John C. Johnson, Omaha Central, 1975: The All-Nebraska basketball player also was All-Metro and Class A all-state as a junior, starting on the Eagles’ back-to-back state title teams. At Creighton, where he’s in the athletic hall of fame, he’s 12th on the all-time scoring list with 1,526 points in 105 games.
Clarence Jones, Omaha South, 1952: A standout lineman who received all-state honors was also the Packers’ leading scorer in basketball while earning All-Intercity mention. Was the first black person to accept a Creighton athletic scholarship and played basketball on the freshman team. While in the Air Force, he made the All-Europe football team in 1961 and was judo champion of Spain and Morocco.
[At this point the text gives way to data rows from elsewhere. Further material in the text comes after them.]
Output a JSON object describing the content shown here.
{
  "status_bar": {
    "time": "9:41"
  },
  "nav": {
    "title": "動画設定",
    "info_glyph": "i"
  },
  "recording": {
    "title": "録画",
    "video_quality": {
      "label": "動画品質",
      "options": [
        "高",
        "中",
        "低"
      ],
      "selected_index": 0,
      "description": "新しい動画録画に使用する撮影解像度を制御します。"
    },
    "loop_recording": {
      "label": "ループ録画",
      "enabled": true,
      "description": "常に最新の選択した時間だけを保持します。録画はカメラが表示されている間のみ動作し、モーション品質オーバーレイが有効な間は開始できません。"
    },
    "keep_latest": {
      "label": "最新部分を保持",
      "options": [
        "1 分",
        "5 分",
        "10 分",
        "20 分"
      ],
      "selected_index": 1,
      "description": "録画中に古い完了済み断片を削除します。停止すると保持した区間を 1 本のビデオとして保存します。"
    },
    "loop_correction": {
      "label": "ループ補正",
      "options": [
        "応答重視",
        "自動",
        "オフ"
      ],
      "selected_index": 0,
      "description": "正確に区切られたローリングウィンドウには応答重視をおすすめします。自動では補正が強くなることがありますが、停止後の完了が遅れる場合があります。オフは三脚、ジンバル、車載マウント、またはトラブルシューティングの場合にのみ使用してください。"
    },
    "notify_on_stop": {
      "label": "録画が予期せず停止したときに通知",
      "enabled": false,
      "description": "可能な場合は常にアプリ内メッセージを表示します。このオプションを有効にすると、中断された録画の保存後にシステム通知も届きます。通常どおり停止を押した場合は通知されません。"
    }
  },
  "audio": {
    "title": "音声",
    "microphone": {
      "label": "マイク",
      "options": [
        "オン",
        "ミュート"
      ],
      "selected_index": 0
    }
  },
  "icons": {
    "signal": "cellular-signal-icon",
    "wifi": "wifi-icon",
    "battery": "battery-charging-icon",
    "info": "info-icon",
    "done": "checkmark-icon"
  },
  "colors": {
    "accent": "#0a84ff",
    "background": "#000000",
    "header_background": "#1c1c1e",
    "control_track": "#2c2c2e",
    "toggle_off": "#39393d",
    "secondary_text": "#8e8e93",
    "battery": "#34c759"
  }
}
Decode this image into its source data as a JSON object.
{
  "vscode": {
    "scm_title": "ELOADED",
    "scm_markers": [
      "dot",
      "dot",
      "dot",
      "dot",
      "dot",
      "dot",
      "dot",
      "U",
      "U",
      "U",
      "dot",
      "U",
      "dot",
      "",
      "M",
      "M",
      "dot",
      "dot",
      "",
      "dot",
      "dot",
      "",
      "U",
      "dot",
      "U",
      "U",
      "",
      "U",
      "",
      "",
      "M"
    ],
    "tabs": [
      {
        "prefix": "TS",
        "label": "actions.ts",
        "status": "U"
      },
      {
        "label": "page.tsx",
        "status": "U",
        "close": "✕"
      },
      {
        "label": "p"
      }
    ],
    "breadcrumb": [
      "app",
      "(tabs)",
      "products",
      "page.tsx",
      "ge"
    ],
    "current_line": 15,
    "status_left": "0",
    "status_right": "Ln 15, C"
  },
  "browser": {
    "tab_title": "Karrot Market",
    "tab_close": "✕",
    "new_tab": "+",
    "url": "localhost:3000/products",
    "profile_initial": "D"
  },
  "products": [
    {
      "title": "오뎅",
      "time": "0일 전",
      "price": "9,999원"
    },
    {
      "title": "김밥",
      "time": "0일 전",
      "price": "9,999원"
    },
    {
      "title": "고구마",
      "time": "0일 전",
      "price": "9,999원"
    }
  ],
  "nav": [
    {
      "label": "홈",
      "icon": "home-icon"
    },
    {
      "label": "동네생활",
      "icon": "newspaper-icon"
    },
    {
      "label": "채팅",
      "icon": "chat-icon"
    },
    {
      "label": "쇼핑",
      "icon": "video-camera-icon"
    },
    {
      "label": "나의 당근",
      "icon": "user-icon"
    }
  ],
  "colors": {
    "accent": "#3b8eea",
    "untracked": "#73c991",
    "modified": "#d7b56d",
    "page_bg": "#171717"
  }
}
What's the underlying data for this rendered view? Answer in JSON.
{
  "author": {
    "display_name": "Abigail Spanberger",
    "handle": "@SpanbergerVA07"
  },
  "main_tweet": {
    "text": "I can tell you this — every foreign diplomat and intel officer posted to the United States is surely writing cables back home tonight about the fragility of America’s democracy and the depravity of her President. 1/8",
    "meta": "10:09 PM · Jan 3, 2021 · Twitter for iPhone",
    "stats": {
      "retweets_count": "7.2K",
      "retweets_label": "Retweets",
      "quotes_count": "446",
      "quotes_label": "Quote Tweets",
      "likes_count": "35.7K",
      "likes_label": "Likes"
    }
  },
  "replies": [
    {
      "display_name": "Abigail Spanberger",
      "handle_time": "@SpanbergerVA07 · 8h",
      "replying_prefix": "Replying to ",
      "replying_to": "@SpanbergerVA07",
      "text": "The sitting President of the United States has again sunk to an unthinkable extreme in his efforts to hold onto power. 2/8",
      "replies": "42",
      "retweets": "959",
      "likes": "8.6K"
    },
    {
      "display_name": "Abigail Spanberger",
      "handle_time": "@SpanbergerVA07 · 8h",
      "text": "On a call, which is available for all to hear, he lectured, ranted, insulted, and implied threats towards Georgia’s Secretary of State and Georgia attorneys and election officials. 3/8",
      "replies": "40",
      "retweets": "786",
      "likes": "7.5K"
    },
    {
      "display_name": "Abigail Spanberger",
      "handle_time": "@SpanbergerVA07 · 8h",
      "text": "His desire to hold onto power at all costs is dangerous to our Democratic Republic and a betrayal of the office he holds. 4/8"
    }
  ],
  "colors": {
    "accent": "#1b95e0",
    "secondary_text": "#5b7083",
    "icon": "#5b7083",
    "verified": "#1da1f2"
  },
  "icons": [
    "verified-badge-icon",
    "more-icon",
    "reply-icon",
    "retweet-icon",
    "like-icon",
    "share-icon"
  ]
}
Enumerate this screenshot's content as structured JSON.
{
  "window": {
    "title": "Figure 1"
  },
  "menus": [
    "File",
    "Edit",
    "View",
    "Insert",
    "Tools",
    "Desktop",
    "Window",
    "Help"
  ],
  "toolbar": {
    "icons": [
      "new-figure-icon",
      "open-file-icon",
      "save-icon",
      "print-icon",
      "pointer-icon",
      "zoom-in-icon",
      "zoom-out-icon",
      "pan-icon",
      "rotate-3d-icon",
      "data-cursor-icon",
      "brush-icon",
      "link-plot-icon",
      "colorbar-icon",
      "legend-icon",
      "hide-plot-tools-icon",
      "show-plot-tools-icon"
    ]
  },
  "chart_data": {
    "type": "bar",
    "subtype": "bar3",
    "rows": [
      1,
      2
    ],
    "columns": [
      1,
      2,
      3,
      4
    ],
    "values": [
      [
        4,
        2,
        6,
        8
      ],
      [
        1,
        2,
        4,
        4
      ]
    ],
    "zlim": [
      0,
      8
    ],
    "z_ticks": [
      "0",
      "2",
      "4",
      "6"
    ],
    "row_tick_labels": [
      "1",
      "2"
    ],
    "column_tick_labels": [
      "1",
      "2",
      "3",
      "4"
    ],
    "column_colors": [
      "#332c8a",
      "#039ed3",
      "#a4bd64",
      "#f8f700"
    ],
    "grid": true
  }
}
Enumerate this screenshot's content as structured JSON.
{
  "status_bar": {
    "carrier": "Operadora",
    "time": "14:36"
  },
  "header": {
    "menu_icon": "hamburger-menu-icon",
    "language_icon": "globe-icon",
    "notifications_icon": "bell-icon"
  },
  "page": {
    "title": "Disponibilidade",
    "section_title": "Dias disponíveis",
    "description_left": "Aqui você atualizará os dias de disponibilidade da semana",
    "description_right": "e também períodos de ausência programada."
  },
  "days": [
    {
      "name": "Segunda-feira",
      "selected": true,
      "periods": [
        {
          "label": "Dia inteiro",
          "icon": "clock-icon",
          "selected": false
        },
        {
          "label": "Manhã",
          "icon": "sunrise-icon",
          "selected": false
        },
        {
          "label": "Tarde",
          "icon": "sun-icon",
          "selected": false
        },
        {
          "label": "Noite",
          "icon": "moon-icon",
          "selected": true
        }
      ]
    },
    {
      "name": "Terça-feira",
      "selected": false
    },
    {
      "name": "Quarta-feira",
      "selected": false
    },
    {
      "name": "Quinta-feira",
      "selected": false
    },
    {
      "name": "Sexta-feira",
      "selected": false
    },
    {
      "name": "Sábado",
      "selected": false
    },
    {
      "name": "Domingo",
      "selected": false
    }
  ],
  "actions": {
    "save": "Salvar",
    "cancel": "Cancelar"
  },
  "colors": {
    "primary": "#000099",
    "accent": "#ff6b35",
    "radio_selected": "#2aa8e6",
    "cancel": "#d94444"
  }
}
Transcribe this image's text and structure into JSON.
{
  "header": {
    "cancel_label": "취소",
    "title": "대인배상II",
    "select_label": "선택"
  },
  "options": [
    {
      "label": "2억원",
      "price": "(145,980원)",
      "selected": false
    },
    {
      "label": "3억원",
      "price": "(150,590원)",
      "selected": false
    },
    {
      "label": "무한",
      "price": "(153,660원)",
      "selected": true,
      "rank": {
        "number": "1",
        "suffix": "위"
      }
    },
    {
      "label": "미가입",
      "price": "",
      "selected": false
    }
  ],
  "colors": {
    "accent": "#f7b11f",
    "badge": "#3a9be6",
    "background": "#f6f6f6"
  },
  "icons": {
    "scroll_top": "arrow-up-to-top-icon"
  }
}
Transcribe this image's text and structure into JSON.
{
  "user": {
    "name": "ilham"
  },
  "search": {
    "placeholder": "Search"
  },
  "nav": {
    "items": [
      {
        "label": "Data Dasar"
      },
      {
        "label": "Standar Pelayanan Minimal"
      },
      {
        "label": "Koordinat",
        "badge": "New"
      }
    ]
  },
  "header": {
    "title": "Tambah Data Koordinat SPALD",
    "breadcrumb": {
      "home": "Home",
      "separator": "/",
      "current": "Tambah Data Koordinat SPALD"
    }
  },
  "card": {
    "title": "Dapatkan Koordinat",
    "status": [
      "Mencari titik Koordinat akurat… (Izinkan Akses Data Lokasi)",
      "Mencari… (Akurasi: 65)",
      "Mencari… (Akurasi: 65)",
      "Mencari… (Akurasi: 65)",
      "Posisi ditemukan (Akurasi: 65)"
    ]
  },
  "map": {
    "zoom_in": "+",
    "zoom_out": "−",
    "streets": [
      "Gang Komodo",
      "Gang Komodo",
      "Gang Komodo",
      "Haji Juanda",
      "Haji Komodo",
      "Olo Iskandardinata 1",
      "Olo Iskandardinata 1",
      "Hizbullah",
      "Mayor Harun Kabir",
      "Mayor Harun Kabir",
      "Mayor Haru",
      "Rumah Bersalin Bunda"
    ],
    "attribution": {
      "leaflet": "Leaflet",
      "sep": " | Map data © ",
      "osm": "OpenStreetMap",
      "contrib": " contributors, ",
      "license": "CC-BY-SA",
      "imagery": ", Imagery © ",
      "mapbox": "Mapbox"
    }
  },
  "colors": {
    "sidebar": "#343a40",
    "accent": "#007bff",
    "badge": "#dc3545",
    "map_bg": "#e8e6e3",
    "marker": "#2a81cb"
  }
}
Victor Jordan, Omaha Tech, 1979: The 6-foot-4 forward was All-Metro and second-team All-Nebraska, averaging 17 points a game, as a senior for coach Gene Haynes. Played at Southeastern Community College in Iowa.
Kenton Keith, Omaha Benson, 1998: A two-time all-star in the Canadian Football League, the running back also played in the NFL in 2007 with the Indianapolis Colts and ran for 533 yards and four touchdowns. Benson’s career rushing leader was All-Nebraska in 1997 and signed with New Mexico State, leading the nation in per-carry average as a junior.
Richie Ross, Lincoln High, 2000: The World-Herald’s Nebraska athlete of the year in 2000 was the only athlete to make the All-Nebraska first team in football and boys basketball, then won the all-class gold medal in the triple jump. Signed with South Dakota for basketball, but transferred to UNK for what was an NCAA Division II All-America career with 50 touchdown receptions. Made it to the Tennessee Titans practice squad but injuries cut short his NFL career.
Rudy Ross, Omaha Tech, 1965: He was Midland’s first NAIA All-America wrestler by placing fourth at nationals in 1967. He earned four all-conference honors and wrestled at nationals all four years. Also was an all-state college linebacker for the Warriors. Played both sports at Tech.
Daryl Stovall, Bellevue West, 1978: The 1,000-point scorer in basketball, who made the All-Missouri Valley Conference second team in 1982, also was a three-year letterman in baseball at Creighton. Drafted in the NBA by San Diego and in pro baseball by the Chicago White Sox, with Stovall playing a year in their farm system. At West, he was All-Nebraska in basketball and two-time All-Metro in baseball.
Leah Turner, Omaha North, 1993: All-Nebraska in girls basketball as a senior, she averaged 13.9 points and 9.6 rebounds. The year before, her 43 points against Bellevue West broke Maurtice Ivy’s single-game Class A scoring record. Played college ball at Howard and Langston (Oklahoma).
Willie Vinson, Omaha Burke, 1982: Still holds the state electronic-time record of 10.39 seconds in the boys 100 meters, from finishing second at the 1982 Kansas Relays. Was the gold medalist in the 100 and 200 that year. In age-group track, it’s said he broke a record in the 50-yard dash belonging to Jesse Owens.
Sharman Wright, Omaha North, 1986: Being honored for boxing, he won three Omaha Golden Gloves titles (1983 to 1985) and was Midwest Gloves champion at 141 pounds in 1985. A knee injury from an auto accident in 1987 hindered his career.